MONTREAL — The 530 members of the Confederation of National Trade Unions (CSN) at Rolls-Royce Canada, who repair and overhaul aircraft engines, decided by a vote of 62% Sept. 1 to accept a conciliator’s report and end their hard-fought five-and-a-half-month fight against the concession demands from the company.
The eight-year agreement, which is retroactive to 2020, includes wage increases totaling 25% and a signing bonus of $5,500 Canadian dollars ($4,145). Some workers were unhappy they hadn’t been able to win a cost-of-living clause in the contract, to ensure that wages would increase automatically to meet rising prices.

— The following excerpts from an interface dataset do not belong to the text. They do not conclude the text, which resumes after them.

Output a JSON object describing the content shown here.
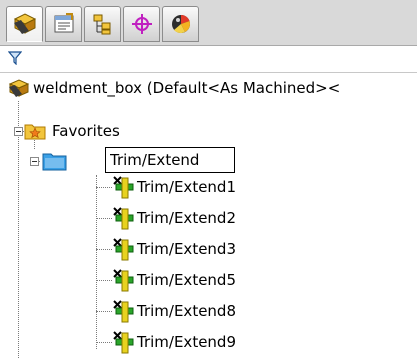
{
  "tabs": [
    {
      "icon": "feature-manager-icon",
      "active": true
    },
    {
      "icon": "property-manager-icon",
      "active": false
    },
    {
      "icon": "configuration-manager-icon",
      "active": false
    },
    {
      "icon": "dimxpert-manager-icon",
      "active": false
    },
    {
      "icon": "display-manager-icon",
      "active": false
    }
  ],
  "filter": {
    "icon": "filter-icon"
  },
  "tree": {
    "root_label": "weldment_box (Default<As Machined><",
    "favorites_label": "Favorites",
    "folder_value": "Trim/Extend",
    "items": [
      "Trim/Extend1",
      "Trim/Extend2",
      "Trim/Extend3",
      "Trim/Extend5",
      "Trim/Extend8",
      "Trim/Extend9"
    ]
  },
  "colors": {
    "accent_blue": "#1a6fd1",
    "folder_blue": "#3aa0e6",
    "favorites_gold": "#f2c53d",
    "trim_green": "#2aa52a",
    "trim_yellow": "#e8d21f"
  }
}
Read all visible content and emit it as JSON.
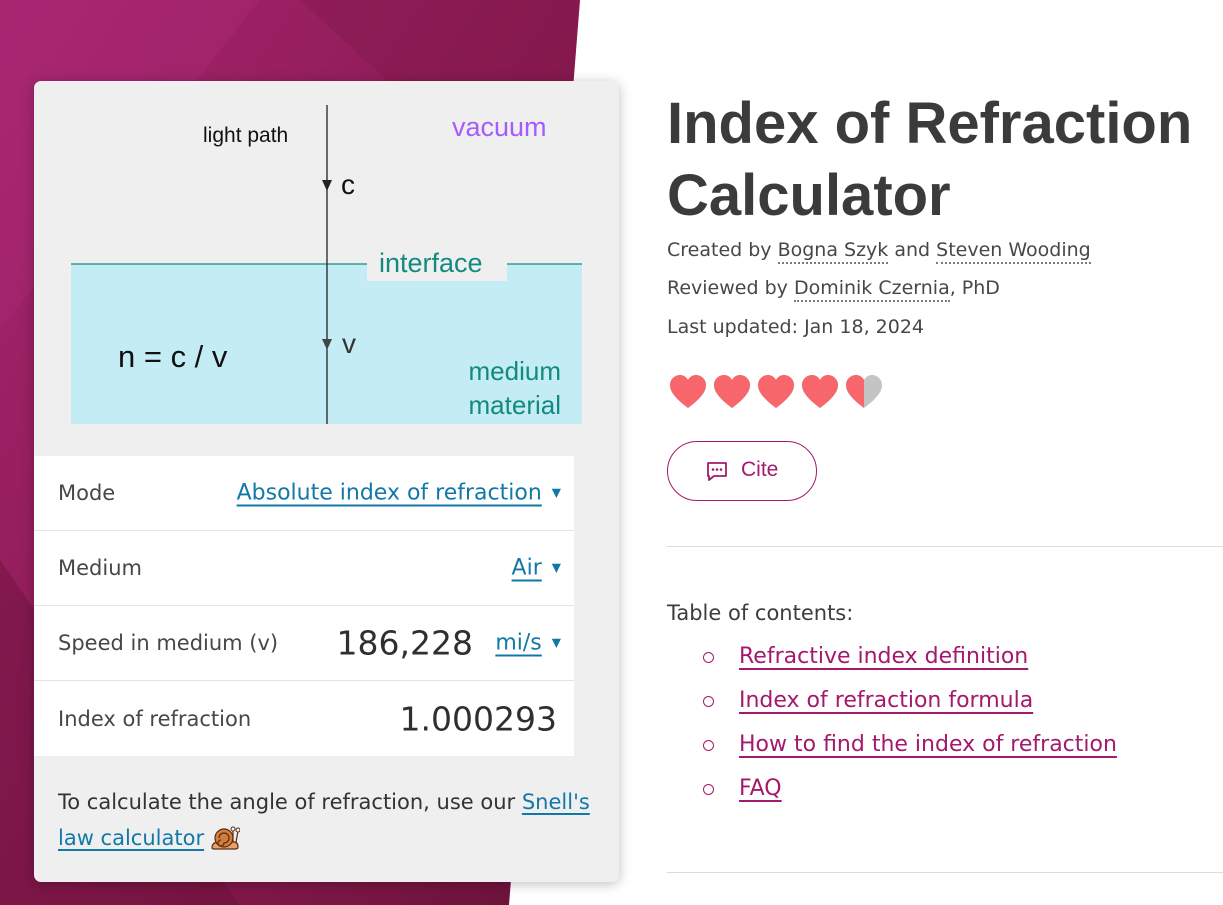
{
  "diagram": {
    "light_path_label": "light path",
    "vacuum_label": "vacuum",
    "c_label": "c",
    "interface_label": "interface",
    "formula": "n = c / v",
    "v_label": "v",
    "medium_line1": "medium",
    "medium_line2": "material",
    "colors": {
      "vacuum": "#a45cff",
      "interface": "#138a80",
      "medium_fill": "#c4ecf5"
    }
  },
  "calculator": {
    "rows": [
      {
        "label": "Mode",
        "select_value": "Absolute index of refraction"
      },
      {
        "label": "Medium",
        "select_value": "Air"
      },
      {
        "label": "Speed in medium (v)",
        "value": "186,228",
        "unit": "mi/s"
      },
      {
        "label": "Index of refraction",
        "value": "1.000293"
      }
    ],
    "note_text": "To calculate the angle of refraction, use our ",
    "note_link": "Snell's law calculator"
  },
  "article": {
    "title": "Index of Refraction Calculator",
    "created_prefix": "Created by ",
    "author1": "Bogna Szyk",
    "and_text": " and ",
    "author2": "Steven Wooding",
    "reviewed_prefix": "Reviewed by ",
    "reviewer": "Dominik Czernia",
    "reviewer_suffix": ", PhD",
    "last_updated": "Last updated: Jan 18, 2024",
    "rating": 4.5,
    "rating_max": 5,
    "cite_label": "Cite",
    "toc_title": "Table of contents:",
    "toc_items": [
      "Refractive index definition",
      "Index of refraction formula",
      "How to find the index of refraction",
      "FAQ"
    ]
  },
  "colors": {
    "brand_magenta": "#a4196b",
    "link_blue": "#1178a8",
    "heart": "#f7666b",
    "heart_empty": "#c4c4c4",
    "background_gradient": [
      "#a12370",
      "#6e1440"
    ]
  }
}
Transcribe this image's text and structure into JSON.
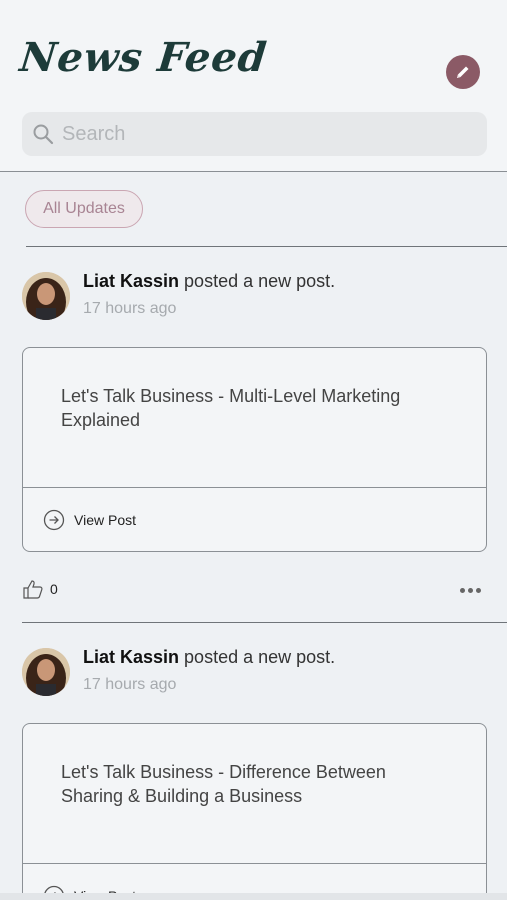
{
  "header": {
    "title": "News Feed",
    "edit_icon": "pencil-icon",
    "accent": "#8b5a66"
  },
  "search": {
    "placeholder": "Search",
    "icon": "search-icon"
  },
  "filter": {
    "label": "All Updates"
  },
  "posts": [
    {
      "author": "Liat Kassin",
      "action": "posted a new post.",
      "time": "17 hours ago",
      "title": "Let's Talk Business - Multi-Level Marketing Explained",
      "view_label": "View Post",
      "likes": "0"
    },
    {
      "author": "Liat Kassin",
      "action": "posted a new post.",
      "time": "17 hours ago",
      "title": "Let's Talk Business - Difference Between Sharing & Building a Business",
      "view_label": "View Post"
    }
  ]
}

“It’s not the best, but it’s something we can live with,” Adlai Ceasar, who has worked at the plant for 18 years, told the Militant, expressing the attitude of many workers. For him the key gain of the strike is that “Rolls-Royce will have to take us more seriously now. We’ve shown we’re not afraid to walk out. We’ll be able to win more in the future.”
Many workers considered the fight over pensions the most important issue in the strike. Under the new agreement, the defined benefit plan, which the strikers had fought to maintain, will continue through Dec. 31, 2025.
Sometime before then the workers will vote on a new pension plan. The plan the union favors is less secure than the current defined benefit plan, which is off the table. In it if the value of the pension fund investments declines so could the benefits.
Pascal Ouellet, an inspector who has worked at Rolls-Royce for 14 years, told the Militant that it’s a “real blow” that the union wasn’t able to force the company to rehire Frederic Labelle, the union president, who was fired during the lockout. Labelle says his firing was “a frame-up” and an attempt to break the union.
In addition, the company says it’s investigating Hrvoje Golek, a member of the negotiating committee, and Paul D’Amico, a former union president, and could take disciplinary action against them.
Ouellet was also disappointed that they had lost the defined benefit plan, but said, “We were told by the union that there was nothing more to win on the pensions.” Nevertheless, he said, it was crucial “we took the fight to the company. The membership held strong for six months. It was a beautiful show of solidarity.”
The union had voted down two previous company offers by overwhelming majorities. This was the union’s first strike at Rolls-Royce Canada in almost 50 years.
Steeve Mayer, a picket captain during the strike who has worked there for 23 years, said, “Many members got involved actively in unionism” for the first time through the lockout. “We went back to work with our heads held high because we won respect.”
Their fight won support from other workers, including striking bakery workers at Bridor on the Montreal south shore, Canadian National Railroad train conductors, construction workers, bus drivers and health care workers. And Rolls-Royce strikers joined the picket line of CN signal workers on strike.
Two hundred of the Rolls-Royce workers and their supporters marched and rallied at Quebec Premier Francois Legault’s office here Aug. 3 to protest the Quebec provincial government giving millions of dollars in handouts to Rolls-Royce bosses.
“When Rolls-Royce went into lockdown we all decided together that we would not give in to intimidation,” Labelle said. “We may not have won everything we wanted, but we still got substantial improvements over what the company wanted to impose on us in the first place. We were right to hold our own!”
Jim Upton, a retired member of the CSN local, contributed to this article.